Though some of the books explore themes related to the LGBTQ community, Goodwin emphasized the goal of those gathered who have attended recent council and board meetings was “not going after people that live alternative lifestyles.”

Some of the targeted books may have “heterosexual explicit content," for example, he said.

Advocates want all of the books they see as problematic put in a separate section, Goodwin said.

“It's basically explicit materials sectioned off so parents have the ability to take their kids and – when their maturity is ready – we can start gradually sharing (those concepts)," he said.

Goodwin said he has a 6-year-old child who isn’t ready for the books under question and complained that “a lot of the people” that are arguing for wider exposure “don't have kids.”

“We have a policy that the library's trying to push through that pretty much says, ‘We're not responsible for what your children look at in here,’” he said. “That's what we see it as.”

In his opinion, the library’s new parental policy removes responsibility from librarians, something he and other supporters want to see more of.

Identifying himself, like Goodwin, as only a single voice among many, Sargent said the questions being posed are simple.

“We're saying: What is appropriate for a five-year-old?” he said, adding "our tax dollars have been used to fill these materials.”

He, too, said the parental responsibility policy gives librarians a pass.

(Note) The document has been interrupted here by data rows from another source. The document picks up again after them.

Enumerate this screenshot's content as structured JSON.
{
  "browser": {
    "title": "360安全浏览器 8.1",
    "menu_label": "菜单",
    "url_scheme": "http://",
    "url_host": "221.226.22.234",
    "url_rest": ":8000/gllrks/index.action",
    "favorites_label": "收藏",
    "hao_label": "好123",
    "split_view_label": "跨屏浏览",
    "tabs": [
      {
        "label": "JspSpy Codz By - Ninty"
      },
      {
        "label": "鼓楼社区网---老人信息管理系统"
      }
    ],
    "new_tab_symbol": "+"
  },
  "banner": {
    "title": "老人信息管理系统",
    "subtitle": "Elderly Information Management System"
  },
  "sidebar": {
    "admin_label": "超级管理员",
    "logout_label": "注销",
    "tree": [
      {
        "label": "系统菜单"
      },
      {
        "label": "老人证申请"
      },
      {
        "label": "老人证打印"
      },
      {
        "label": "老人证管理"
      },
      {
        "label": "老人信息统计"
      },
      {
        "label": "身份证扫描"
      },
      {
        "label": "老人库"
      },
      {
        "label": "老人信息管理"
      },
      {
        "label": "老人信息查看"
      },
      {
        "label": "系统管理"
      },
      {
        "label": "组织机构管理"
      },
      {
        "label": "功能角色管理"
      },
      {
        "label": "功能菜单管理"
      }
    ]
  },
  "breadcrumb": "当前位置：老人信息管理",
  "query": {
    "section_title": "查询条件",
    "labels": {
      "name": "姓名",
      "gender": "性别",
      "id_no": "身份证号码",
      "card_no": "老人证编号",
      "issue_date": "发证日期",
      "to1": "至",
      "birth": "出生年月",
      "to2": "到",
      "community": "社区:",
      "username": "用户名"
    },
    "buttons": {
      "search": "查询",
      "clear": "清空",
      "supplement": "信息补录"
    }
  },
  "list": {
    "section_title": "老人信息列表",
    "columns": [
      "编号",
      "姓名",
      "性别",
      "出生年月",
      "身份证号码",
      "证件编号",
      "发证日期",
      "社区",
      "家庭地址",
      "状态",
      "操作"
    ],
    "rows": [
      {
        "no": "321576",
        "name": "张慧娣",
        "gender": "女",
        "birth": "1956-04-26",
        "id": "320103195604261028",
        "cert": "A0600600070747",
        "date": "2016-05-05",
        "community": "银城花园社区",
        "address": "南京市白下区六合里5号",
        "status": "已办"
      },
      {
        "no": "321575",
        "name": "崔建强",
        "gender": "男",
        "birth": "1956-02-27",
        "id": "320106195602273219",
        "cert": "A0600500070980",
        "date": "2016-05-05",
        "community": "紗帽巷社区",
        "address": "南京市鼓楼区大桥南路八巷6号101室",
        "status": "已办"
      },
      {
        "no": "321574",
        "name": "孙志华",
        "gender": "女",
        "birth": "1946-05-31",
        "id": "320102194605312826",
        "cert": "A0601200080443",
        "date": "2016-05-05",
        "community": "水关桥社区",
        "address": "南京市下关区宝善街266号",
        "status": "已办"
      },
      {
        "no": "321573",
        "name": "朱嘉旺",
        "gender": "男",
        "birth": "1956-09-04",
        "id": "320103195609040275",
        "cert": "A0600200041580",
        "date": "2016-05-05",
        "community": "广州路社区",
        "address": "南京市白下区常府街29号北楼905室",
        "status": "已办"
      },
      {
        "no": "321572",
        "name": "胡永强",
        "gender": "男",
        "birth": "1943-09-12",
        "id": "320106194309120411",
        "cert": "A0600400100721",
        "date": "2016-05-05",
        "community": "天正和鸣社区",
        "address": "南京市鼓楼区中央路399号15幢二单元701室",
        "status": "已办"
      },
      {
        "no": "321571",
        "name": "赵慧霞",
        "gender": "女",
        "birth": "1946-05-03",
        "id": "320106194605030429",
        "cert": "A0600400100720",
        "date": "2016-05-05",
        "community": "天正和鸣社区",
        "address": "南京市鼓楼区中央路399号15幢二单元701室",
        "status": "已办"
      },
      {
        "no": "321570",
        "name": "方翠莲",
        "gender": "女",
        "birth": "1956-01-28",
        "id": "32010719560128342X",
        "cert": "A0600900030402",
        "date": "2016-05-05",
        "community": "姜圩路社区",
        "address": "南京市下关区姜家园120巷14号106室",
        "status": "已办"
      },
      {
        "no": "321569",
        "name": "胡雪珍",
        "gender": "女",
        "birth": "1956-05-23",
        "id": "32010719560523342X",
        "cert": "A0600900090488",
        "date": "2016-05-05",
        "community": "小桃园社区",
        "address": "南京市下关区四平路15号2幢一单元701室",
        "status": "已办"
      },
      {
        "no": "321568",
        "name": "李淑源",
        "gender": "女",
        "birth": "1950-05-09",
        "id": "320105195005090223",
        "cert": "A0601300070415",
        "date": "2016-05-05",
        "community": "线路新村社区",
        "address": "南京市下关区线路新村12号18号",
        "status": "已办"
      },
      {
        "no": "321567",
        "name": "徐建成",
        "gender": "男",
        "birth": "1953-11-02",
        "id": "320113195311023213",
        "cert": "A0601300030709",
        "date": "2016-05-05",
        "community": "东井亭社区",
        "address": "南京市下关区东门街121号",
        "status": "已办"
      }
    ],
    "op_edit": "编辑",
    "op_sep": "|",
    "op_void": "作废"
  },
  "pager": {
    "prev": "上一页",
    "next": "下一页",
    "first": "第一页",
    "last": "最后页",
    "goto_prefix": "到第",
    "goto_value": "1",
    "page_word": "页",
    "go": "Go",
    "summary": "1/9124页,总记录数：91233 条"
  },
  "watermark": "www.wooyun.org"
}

“I understand they may get thousands of books per year,” he said. “But there should be some consistency, some vetting process that is the safest practice for all members of our community.”

Sargent draws on personal experience as a foster parent for his concerns.

“At any given time, we have varying number of kids and a varying number of ages in our home or in our care,” he said. “... I would love to be able to take them to the library.”

But Sargent said he was worried about foster children stumbling across materials that could “induce trauma, or at least possibly store up trauma, from their past.”

“That’s one of my biggest concerns,” he said. “… If it’s harmful for a kid, it’s harmful.”

Who decides?

Goodwin said he and others also find the three-person committee to review “Let’s Talk About It,” made up of only current library board members, a less-than-ideal choice.

Yet, he believes the book will be removed.

“They're lucky they're not in a lawsuit right now over it,” he said.

Goodwin said he and others don't believe the current board reflects predominant values − though he quickly added other voices shouldn't be shut out.

“What I am saying is that we've clearly lost track of who our population is,” he said. “... We are asking for representation and to honor the Christian values that a lot of us have.”

James Sargent
James Sargent

To Goodwin and others, there are solutions that allow materials to still be available, while also allowing parental control.

“We think that's fair,” he said. “We're not saying, ‘let's have a book burning.’ ... What we’re saying is let’s move them to place where we don’t expose children to them, and when it comes time, and the children are mature enough, then we can have discussions.”

Brian Bethel covers city and county government and general news for the Abilene Reporter-News.  If you appreciate locally driven news, you can support local journalists with a digital subscription to ReporterNews.com

This article originally appeared on Abilene Reporter-News: Book battle burns over sexually explicit items in Abilene's libraries